=== Problem requirements ===
The answer must consist of the entire listing, repeated exactly.

=== The data ===
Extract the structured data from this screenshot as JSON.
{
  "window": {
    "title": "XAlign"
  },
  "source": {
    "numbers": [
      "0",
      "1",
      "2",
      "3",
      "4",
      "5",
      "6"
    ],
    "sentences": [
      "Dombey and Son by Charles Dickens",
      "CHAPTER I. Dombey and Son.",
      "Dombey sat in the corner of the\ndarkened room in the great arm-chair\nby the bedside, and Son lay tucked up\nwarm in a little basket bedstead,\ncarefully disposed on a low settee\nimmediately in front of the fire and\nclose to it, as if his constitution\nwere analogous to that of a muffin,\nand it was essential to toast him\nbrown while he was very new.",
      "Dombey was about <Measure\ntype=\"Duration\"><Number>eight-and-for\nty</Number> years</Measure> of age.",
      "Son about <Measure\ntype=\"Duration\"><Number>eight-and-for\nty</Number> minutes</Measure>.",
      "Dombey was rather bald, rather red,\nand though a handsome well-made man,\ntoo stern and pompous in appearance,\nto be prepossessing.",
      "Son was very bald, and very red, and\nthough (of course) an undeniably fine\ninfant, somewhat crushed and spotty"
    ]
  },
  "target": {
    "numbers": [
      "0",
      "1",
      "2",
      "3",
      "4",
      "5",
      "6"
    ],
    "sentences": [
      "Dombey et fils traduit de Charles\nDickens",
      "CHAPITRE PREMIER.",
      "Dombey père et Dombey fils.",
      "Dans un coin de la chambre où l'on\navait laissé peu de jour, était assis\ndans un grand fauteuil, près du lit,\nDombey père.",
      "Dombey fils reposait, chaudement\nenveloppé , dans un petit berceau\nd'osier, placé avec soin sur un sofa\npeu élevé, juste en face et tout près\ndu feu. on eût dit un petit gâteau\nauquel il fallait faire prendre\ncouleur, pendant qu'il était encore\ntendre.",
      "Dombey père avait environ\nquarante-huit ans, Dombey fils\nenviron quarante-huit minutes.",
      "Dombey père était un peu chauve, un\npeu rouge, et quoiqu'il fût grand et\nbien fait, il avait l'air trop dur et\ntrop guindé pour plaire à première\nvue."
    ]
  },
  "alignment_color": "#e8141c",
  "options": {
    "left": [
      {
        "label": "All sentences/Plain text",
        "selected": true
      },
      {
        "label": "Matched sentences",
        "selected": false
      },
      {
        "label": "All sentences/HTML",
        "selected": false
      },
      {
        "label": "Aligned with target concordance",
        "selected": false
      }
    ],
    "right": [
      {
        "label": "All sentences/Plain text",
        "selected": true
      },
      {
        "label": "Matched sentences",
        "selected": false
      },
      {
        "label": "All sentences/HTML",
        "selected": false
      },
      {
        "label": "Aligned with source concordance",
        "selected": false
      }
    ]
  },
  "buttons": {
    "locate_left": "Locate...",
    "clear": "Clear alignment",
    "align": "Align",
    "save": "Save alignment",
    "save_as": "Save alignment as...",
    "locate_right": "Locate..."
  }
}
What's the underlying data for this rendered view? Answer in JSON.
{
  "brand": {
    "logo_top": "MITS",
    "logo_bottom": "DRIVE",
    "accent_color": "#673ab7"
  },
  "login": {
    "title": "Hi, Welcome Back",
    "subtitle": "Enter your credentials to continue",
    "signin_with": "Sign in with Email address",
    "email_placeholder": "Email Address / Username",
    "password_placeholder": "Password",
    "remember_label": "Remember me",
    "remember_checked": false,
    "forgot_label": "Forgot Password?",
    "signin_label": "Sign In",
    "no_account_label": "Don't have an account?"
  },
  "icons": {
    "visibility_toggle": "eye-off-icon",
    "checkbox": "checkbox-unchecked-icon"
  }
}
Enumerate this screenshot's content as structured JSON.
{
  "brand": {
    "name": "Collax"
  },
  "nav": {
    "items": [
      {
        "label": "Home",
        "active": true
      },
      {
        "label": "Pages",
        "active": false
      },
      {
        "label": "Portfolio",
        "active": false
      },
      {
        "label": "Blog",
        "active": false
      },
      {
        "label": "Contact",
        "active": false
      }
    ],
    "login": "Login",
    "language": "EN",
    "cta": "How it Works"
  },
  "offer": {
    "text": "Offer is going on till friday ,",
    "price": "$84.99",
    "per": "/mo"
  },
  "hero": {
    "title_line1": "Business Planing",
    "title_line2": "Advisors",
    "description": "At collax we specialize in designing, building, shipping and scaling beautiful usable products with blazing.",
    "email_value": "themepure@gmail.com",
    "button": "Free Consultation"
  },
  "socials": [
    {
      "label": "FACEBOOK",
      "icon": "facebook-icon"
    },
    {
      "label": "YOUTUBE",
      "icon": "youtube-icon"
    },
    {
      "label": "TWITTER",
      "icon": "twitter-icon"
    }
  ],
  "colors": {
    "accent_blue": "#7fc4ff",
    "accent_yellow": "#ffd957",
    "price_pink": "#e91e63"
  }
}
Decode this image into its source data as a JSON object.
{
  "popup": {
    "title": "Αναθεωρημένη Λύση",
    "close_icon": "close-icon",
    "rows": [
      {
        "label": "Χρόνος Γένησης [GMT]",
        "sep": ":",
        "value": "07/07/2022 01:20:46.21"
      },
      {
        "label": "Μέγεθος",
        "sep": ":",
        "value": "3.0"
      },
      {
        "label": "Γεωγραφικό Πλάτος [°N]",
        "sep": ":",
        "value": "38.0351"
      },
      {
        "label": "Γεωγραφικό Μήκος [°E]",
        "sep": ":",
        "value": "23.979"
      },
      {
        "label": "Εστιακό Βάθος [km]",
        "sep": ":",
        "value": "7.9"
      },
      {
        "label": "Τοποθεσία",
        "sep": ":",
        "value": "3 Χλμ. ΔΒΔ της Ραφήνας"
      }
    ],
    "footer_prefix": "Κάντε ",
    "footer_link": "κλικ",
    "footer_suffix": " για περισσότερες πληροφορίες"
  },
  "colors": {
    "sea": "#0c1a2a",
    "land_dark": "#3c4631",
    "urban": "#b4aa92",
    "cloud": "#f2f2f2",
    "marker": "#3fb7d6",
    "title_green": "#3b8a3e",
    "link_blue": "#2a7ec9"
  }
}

=== Solution to this task ===
Extract the structured data from this screenshot as JSON.
{
  "window": {
    "title": "XAlign"
  },
  "source": {
    "numbers": [
      "0",
      "1",
      "2",
      "3",
      "4",
      "5",
      "6"
    ],
    "sentences": [
      "Dombey and Son by Charles Dickens",
      "CHAPTER I. Dombey and Son.",
      "Dombey sat in the corner of the\ndarkened room in the great arm-chair\nby the bedside, and Son lay tucked up\nwarm in a little basket bedstead,\ncarefully disposed on a low settee\nimmediately in front of the fire and\nclose to it, as if his constitution\nwere analogous to that of a muffin,\nand it was essential to toast him\nbrown while he was very new.",
      "Dombey was about <Measure\ntype=\"Duration\"><Number>eight-and-for\nty</Number> years</Measure> of age.",
      "Son about <Measure\ntype=\"Duration\"><Number>eight-and-for\nty</Number> minutes</Measure>.",
      "Dombey was rather bald, rather red,\nand though a handsome well-made man,\ntoo stern and pompous in appearance,\nto be prepossessing.",
      "Son was very bald, and very red, and\nthough (of course) an undeniably fine\ninfant, somewhat crushed and spotty"
    ]
  },
  "target": {
    "numbers": [
      "0",
      "1",
      "2",
      "3",
      "4",
      "5",
      "6"
    ],
    "sentences": [
      "Dombey et fils traduit de Charles\nDickens",
      "CHAPITRE PREMIER.",
      "Dombey père et Dombey fils.",
      "Dans un coin de la chambre où l'on\navait laissé peu de jour, était assis\ndans un grand fauteuil, près du lit,\nDombey père.",
      "Dombey fils reposait, chaudement\nenveloppé , dans un petit berceau\nd'osier, placé avec soin sur un sofa\npeu élevé, juste en face et tout près\ndu feu. on eût dit un petit gâteau\nauquel il fallait faire prendre\ncouleur, pendant qu'il était encore\ntendre.",
      "Dombey père avait environ\nquarante-huit ans, Dombey fils\nenviron quarante-huit minutes.",
      "Dombey père était un peu chauve, un\npeu rouge, et quoiqu'il fût grand et\nbien fait, il avait l'air trop dur et\ntrop guindé pour plaire à première\nvue."
    ]
  },
  "alignment_color": "#e8141c",
  "options": {
    "left": [
      {
        "label": "All sentences/Plain text",
        "selected": true
      },
      {
        "label": "Matched sentences",
        "selected": false
      },
      {
        "label": "All sentences/HTML",
        "selected": false
      },
      {
        "label": "Aligned with target concordance",
        "selected": false
      }
    ],
    "right": [
      {
        "label": "All sentences/Plain text",
        "selected": true
      },
      {
        "label": "Matched sentences",
        "selected": false
      },
      {
        "label": "All sentences/HTML",
        "selected": false
      },
      {
        "label": "Aligned with source concordance",
        "selected": false
      }
    ]
  },
  "buttons": {
    "locate_left": "Locate...",
    "clear": "Clear alignment",
    "align": "Align",
    "save": "Save alignment",
    "save_as": "Save alignment as...",
    "locate_right": "Locate..."
  }
}
What's the underlying data for this rendered view? Answer in JSON.
{
  "brand": {
    "logo_top": "MITS",
    "logo_bottom": "DRIVE",
    "accent_color": "#673ab7"
  },
  "login": {
    "title": "Hi, Welcome Back",
    "subtitle": "Enter your credentials to continue",
    "signin_with": "Sign in with Email address",
    "email_placeholder": "Email Address / Username",
    "password_placeholder": "Password",
    "remember_label": "Remember me",
    "remember_checked": false,
    "forgot_label": "Forgot Password?",
    "signin_label": "Sign In",
    "no_account_label": "Don't have an account?"
  },
  "icons": {
    "visibility_toggle": "eye-off-icon",
    "checkbox": "checkbox-unchecked-icon"
  }
}
Enumerate this screenshot's content as structured JSON.
{
  "brand": {
    "name": "Collax"
  },
  "nav": {
    "items": [
      {
        "label": "Home",
        "active": true
      },
      {
        "label": "Pages",
        "active": false
      },
      {
        "label": "Portfolio",
        "active": false
      },
      {
        "label": "Blog",
        "active": false
      },
      {
        "label": "Contact",
        "active": false
      }
    ],
    "login": "Login",
    "language": "EN",
    "cta": "How it Works"
  },
  "offer": {
    "text": "Offer is going on till friday ,",
    "price": "$84.99",
    "per": "/mo"
  },
  "hero": {
    "title_line1": "Business Planing",
    "title_line2": "Advisors",
    "description": "At collax we specialize in designing, building, shipping and scaling beautiful usable products with blazing.",
    "email_value": "themepure@gmail.com",
    "button": "Free Consultation"
  },
  "socials": [
    {
      "label": "FACEBOOK",
      "icon": "facebook-icon"
    },
    {
      "label": "YOUTUBE",
      "icon": "youtube-icon"
    },
    {
      "label": "TWITTER",
      "icon": "twitter-icon"
    }
  ],
  "colors": {
    "accent_blue": "#7fc4ff",
    "accent_yellow": "#ffd957",
    "price_pink": "#e91e63"
  }
}
Decode this image into its source data as a JSON object.
{
  "popup": {
    "title": "Αναθεωρημένη Λύση",
    "close_icon": "close-icon",
    "rows": [
      {
        "label": "Χρόνος Γένησης [GMT]",
        "sep": ":",
        "value": "07/07/2022 01:20:46.21"
      },
      {
        "label": "Μέγεθος",
        "sep": ":",
        "value": "3.0"
      },
      {
        "label": "Γεωγραφικό Πλάτος [°N]",
        "sep": ":",
        "value": "38.0351"
      },
      {
        "label": "Γεωγραφικό Μήκος [°E]",
        "sep": ":",
        "value": "23.979"
      },
      {
        "label": "Εστιακό Βάθος [km]",
        "sep": ":",
        "value": "7.9"
      },
      {
        "label": "Τοποθεσία",
        "sep": ":",
        "value": "3 Χλμ. ΔΒΔ της Ραφήνας"
      }
    ],
    "footer_prefix": "Κάντε ",
    "footer_link": "κλικ",
    "footer_suffix": " για περισσότερες πληροφορίες"
  },
  "colors": {
    "sea": "#0c1a2a",
    "land_dark": "#3c4631",
    "urban": "#b4aa92",
    "cloud": "#f2f2f2",
    "marker": "#3fb7d6",
    "title_green": "#3b8a3e",
    "link_blue": "#2a7ec9"
  }
}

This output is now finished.